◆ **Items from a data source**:
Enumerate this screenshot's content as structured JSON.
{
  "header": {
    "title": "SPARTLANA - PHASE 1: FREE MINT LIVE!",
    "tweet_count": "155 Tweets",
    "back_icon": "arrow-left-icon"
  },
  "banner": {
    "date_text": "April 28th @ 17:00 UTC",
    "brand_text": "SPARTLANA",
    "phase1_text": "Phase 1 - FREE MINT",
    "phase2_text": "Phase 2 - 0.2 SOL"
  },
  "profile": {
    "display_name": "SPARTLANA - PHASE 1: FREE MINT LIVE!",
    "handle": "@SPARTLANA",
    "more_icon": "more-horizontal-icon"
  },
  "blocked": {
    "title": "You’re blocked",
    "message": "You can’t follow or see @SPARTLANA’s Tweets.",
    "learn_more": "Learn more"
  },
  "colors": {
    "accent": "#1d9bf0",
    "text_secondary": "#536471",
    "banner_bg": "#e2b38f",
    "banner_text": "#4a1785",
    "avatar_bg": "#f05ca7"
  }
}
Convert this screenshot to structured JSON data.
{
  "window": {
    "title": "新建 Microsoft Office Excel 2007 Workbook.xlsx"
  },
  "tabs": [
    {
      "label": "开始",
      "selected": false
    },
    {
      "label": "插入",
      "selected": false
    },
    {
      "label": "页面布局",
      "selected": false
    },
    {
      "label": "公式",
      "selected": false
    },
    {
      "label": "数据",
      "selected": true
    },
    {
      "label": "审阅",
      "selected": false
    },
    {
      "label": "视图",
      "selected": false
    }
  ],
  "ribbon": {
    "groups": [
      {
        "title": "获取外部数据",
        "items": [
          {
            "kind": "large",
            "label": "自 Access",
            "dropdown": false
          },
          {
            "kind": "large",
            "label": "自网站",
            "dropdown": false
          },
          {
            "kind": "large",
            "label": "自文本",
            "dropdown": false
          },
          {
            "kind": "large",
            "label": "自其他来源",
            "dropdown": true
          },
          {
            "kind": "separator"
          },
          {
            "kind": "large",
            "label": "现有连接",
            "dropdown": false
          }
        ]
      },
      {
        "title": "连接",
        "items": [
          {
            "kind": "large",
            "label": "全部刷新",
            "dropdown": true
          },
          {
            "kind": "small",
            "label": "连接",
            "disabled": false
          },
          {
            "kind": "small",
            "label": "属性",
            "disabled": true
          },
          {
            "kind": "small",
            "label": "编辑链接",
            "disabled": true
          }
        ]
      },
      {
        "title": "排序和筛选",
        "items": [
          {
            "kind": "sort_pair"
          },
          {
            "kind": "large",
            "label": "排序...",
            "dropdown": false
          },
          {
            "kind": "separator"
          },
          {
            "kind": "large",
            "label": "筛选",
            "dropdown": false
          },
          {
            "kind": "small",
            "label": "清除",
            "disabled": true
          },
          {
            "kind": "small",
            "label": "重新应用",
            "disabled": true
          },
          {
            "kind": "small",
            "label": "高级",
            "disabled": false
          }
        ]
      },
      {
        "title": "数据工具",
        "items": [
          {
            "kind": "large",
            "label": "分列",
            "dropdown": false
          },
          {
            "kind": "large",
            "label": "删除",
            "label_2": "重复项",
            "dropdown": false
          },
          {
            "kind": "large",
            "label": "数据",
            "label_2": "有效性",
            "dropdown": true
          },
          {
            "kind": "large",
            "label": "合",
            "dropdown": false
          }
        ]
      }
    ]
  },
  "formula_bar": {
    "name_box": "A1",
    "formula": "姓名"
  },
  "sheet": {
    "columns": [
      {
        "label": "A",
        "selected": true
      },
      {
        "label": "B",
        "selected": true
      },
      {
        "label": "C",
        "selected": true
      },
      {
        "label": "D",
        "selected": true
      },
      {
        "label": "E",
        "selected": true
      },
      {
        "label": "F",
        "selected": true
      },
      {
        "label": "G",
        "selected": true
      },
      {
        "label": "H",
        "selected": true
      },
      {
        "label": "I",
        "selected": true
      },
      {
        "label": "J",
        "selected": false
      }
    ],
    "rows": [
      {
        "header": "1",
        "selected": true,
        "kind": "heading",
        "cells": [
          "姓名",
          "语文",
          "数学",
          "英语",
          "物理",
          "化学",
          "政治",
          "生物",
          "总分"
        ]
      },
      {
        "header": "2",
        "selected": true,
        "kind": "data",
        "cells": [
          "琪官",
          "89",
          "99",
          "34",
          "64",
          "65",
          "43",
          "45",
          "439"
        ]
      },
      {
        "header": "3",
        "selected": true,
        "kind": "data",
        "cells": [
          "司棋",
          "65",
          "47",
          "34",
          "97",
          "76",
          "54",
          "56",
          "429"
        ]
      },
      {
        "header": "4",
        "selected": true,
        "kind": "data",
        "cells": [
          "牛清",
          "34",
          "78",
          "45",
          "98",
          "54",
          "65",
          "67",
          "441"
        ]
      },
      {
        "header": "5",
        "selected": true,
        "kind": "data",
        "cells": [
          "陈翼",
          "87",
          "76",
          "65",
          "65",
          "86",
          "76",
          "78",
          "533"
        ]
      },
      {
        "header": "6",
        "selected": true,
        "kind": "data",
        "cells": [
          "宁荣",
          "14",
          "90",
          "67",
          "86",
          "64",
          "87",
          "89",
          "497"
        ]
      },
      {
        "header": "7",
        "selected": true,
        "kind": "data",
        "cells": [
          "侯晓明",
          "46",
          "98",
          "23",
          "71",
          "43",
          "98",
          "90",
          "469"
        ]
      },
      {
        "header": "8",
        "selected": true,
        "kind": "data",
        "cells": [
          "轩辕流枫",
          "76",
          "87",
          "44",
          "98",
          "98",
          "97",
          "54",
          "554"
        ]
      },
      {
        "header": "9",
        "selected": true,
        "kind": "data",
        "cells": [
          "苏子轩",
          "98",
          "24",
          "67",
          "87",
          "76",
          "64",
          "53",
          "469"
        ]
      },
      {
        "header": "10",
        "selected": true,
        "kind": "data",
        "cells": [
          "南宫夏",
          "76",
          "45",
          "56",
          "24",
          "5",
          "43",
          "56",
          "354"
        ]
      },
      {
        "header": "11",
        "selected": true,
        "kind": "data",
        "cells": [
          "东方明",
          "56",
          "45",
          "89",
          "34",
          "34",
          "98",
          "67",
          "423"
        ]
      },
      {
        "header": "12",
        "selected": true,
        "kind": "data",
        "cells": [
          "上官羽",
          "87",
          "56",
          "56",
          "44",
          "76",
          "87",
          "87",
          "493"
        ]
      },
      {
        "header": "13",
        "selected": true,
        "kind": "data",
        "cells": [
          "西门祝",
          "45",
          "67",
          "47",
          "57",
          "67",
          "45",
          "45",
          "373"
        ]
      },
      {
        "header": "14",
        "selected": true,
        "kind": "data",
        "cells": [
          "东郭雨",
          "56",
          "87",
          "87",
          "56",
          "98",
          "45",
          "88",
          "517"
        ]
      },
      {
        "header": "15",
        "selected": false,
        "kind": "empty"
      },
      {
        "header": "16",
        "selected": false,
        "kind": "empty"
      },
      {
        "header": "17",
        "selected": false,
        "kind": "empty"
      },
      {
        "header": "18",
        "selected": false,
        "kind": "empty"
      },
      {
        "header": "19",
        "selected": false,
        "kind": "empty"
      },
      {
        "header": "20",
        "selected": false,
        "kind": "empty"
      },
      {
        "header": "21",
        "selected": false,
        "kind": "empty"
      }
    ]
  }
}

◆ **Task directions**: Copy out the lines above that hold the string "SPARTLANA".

◆ **Solution**:
    "title": "SPARTLANA - PHASE 1: FREE MINT LIVE!",
    "brand_text": "SPARTLANA",
    "display_name": "SPARTLANA - PHASE 1: FREE MINT LIVE!",
    "handle": "@SPARTLANA",
    "message": "You can’t follow or see @SPARTLANA’s Tweets.",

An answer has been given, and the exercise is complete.